The relevance of ethnographic museums in the 21th century

A display of the archaeological and anthropological collections at the Pitt Rivers Museum, University of Oxford. © LatitudeStock/Alamy Stock Photo.

The last issue of Apollo Magazine features a nice article about the relevance of ethnographic museums in the 21st century, you can read it here. Its conclusion:

The periodic revival of the repatriation debate reminds us that ethnographic collections stand in for histories of colonial exploitation, even if the objects were in fact fairly obtained, and sometimes willingly presented by local people interested in the representation of their cultures in metropolitan exhibitions. Certainly, ethnography was associated with the business of empire, both in practice and in theory. But it was also, from the start, distinguished by genuine efforts to document and celebrate cultures beyond Europe – efforts that are often considered important by the people concerned today.
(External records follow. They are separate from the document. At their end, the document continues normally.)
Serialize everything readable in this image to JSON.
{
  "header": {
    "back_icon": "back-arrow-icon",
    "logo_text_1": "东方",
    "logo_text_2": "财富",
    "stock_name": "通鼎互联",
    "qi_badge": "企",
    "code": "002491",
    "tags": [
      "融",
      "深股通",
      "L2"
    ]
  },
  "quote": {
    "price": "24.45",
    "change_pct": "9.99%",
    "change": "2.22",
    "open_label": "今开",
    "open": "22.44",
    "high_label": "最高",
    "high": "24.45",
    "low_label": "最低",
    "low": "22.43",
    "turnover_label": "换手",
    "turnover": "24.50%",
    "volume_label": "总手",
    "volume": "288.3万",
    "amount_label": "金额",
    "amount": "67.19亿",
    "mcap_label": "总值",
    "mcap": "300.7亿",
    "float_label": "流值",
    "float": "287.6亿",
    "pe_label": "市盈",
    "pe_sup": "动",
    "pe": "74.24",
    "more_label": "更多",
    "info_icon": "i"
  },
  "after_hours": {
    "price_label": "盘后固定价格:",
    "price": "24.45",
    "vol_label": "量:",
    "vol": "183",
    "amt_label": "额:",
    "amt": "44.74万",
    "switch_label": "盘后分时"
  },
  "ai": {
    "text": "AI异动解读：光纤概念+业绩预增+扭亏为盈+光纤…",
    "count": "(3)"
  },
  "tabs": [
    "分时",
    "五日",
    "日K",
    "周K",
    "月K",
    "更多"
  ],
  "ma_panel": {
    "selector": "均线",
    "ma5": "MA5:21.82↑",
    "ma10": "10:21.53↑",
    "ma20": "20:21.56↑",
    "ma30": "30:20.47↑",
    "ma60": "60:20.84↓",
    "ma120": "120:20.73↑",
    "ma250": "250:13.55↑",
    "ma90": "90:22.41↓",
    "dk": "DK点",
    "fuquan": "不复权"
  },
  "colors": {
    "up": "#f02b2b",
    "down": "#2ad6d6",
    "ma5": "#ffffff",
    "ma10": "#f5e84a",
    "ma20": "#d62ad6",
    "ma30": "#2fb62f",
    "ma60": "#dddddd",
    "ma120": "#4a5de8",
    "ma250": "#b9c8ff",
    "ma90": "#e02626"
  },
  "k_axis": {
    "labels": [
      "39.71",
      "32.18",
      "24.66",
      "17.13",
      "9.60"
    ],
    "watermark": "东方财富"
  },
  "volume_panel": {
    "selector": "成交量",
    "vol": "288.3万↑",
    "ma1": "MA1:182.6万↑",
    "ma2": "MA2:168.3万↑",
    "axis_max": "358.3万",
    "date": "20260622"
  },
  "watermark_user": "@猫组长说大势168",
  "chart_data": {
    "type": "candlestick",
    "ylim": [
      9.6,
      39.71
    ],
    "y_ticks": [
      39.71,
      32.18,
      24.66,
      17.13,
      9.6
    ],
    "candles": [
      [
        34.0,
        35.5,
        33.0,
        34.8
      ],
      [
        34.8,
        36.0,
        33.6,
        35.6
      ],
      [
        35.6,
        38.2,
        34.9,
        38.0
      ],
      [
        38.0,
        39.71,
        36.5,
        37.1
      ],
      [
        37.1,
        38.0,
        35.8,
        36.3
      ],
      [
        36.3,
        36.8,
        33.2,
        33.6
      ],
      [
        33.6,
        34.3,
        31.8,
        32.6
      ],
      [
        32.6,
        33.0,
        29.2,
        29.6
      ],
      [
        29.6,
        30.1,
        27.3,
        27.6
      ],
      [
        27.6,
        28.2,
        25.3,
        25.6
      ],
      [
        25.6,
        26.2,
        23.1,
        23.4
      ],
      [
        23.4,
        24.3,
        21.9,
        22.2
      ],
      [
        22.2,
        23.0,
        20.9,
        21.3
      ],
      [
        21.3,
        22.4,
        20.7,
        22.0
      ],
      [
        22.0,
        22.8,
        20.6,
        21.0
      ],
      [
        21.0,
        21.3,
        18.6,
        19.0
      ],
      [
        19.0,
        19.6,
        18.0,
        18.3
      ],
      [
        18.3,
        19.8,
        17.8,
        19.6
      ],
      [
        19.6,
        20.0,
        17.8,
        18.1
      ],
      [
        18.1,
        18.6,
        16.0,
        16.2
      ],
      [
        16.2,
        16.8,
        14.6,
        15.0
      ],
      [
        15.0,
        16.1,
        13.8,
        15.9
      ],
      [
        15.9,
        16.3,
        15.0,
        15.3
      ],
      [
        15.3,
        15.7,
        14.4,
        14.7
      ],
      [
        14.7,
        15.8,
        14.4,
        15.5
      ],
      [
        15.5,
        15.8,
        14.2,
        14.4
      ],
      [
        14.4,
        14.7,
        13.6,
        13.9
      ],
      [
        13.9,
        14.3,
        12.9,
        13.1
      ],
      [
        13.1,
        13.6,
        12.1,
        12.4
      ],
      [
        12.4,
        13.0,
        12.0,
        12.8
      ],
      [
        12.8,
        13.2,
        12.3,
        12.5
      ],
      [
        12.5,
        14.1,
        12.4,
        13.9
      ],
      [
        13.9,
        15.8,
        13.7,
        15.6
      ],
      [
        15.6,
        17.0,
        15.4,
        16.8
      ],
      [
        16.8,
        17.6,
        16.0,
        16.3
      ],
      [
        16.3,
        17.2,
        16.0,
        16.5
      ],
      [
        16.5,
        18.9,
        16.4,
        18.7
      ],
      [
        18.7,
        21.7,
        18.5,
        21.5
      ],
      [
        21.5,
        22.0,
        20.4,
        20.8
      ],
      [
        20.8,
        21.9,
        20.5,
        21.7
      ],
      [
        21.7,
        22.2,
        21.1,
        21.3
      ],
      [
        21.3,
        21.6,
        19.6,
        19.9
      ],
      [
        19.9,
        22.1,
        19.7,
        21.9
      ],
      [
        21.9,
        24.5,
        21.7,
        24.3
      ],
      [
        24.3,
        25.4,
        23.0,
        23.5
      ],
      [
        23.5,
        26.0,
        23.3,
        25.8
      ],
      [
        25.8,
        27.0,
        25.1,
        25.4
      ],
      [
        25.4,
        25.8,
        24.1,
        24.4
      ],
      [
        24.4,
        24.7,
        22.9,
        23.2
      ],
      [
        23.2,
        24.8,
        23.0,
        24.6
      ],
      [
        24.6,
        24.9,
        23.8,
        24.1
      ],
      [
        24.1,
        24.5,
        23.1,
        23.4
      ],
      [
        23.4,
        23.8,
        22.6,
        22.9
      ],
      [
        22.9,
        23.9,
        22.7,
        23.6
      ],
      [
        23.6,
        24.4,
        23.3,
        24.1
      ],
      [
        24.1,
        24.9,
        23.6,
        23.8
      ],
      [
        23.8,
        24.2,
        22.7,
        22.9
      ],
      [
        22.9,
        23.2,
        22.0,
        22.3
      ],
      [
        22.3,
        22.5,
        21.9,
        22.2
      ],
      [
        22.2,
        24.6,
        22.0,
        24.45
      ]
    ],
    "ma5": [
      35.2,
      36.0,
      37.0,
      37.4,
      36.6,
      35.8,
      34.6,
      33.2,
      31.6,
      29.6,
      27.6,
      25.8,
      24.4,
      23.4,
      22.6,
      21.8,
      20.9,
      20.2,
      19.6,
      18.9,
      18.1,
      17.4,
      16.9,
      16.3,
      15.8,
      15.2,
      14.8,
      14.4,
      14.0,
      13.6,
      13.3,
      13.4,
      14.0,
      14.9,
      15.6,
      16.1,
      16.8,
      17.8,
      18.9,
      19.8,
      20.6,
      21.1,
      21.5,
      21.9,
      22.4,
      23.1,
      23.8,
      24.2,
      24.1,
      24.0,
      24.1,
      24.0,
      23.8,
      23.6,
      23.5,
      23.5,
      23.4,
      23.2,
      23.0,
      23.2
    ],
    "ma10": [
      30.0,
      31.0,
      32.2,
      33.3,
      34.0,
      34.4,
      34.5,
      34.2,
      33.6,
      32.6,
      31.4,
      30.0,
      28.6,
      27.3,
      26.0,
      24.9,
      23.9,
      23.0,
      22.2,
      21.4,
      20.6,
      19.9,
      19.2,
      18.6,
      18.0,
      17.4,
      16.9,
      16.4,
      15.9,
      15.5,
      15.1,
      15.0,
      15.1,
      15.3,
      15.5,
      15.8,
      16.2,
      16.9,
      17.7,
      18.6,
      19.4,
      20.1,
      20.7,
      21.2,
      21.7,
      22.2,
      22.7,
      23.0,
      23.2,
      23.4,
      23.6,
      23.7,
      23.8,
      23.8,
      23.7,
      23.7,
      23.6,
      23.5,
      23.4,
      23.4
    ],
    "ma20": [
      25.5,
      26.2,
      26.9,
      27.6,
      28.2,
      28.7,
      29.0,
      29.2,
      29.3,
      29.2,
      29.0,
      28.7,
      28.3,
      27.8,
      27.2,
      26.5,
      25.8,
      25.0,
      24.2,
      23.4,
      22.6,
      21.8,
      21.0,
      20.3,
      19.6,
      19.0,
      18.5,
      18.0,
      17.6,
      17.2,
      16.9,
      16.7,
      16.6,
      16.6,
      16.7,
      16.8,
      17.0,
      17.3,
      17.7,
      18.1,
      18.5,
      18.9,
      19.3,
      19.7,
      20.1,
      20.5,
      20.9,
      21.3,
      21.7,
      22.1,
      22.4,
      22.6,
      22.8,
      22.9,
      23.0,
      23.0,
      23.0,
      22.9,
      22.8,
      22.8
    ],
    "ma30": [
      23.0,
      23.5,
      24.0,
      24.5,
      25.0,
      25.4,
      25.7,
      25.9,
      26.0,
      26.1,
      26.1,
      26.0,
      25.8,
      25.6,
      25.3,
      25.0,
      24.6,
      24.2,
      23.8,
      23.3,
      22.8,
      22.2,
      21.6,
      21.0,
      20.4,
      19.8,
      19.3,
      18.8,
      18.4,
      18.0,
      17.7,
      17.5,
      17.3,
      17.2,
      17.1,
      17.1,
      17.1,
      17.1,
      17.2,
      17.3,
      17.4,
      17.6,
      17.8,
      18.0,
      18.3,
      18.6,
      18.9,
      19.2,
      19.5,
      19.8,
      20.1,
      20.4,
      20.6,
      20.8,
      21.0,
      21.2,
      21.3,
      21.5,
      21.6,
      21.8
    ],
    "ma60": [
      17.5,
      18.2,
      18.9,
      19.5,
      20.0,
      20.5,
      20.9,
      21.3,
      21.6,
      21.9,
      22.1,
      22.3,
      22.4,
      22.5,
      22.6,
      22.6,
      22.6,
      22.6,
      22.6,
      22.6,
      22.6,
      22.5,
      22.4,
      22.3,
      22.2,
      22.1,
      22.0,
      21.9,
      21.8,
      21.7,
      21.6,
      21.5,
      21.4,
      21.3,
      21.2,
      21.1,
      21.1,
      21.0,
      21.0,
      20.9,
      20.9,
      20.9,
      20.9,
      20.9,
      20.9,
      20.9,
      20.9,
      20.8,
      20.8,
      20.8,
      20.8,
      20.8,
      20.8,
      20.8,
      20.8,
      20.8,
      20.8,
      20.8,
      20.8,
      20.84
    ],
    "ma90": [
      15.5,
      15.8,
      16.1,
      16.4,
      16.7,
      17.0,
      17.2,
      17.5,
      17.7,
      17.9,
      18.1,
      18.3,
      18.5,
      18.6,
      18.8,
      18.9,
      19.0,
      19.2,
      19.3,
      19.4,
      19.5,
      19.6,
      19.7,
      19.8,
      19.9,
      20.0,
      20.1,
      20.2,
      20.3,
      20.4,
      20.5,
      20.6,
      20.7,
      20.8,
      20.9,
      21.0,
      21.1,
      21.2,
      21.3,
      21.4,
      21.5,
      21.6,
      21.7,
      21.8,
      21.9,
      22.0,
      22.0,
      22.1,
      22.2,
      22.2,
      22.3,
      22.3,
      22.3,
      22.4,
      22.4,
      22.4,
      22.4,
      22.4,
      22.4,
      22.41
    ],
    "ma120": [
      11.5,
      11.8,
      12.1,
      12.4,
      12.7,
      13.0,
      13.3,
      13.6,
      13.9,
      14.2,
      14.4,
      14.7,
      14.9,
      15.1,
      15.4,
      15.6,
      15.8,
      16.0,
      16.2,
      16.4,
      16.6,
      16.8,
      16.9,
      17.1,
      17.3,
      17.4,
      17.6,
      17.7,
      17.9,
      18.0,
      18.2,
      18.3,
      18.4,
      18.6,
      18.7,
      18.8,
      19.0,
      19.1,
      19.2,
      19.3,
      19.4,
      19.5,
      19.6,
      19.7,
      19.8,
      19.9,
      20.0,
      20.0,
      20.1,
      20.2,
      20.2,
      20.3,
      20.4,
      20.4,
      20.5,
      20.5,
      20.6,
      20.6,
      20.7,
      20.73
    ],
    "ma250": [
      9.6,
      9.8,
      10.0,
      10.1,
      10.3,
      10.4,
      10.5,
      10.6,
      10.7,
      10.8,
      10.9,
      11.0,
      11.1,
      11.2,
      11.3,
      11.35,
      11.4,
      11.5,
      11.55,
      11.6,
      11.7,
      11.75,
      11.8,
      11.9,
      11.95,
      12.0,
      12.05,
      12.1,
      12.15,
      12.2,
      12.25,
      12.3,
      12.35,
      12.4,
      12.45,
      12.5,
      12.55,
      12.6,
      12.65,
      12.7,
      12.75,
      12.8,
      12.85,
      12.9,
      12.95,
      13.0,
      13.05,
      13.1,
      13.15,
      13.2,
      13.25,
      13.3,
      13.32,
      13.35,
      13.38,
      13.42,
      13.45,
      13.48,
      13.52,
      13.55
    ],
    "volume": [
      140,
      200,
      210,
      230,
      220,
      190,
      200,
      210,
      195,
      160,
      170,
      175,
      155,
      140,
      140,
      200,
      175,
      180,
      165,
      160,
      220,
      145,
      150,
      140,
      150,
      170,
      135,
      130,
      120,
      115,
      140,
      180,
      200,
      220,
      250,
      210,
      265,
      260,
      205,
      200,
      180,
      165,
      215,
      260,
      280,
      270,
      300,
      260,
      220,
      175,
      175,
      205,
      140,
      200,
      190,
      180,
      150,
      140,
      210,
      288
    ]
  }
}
Ethnography collections need to be living collections, representative of cultural diversity in the present, as well as of traditions which suffered upheaval, the confrontation of empire, at the time of the museums’ formation. Renewed museums have the capacity to represent not only world cultures, but also the interconnectedness of the world, starting with the puzzling and sometimes problematic stories of how their collections reached Europe. Conceived ambitiously rather than apologetically, museums of ethnography and world culture now have more to offer than ever before.

ps perhaps the most successful of all ethnographic museum remains the Musée du quai Branly – Jacques Chirac, with ca. 1,3 million yearly visitors even more popular than New York’s iconic Guggenheim Museum (source) ! Not bad for a museum that was only founded ten years ago..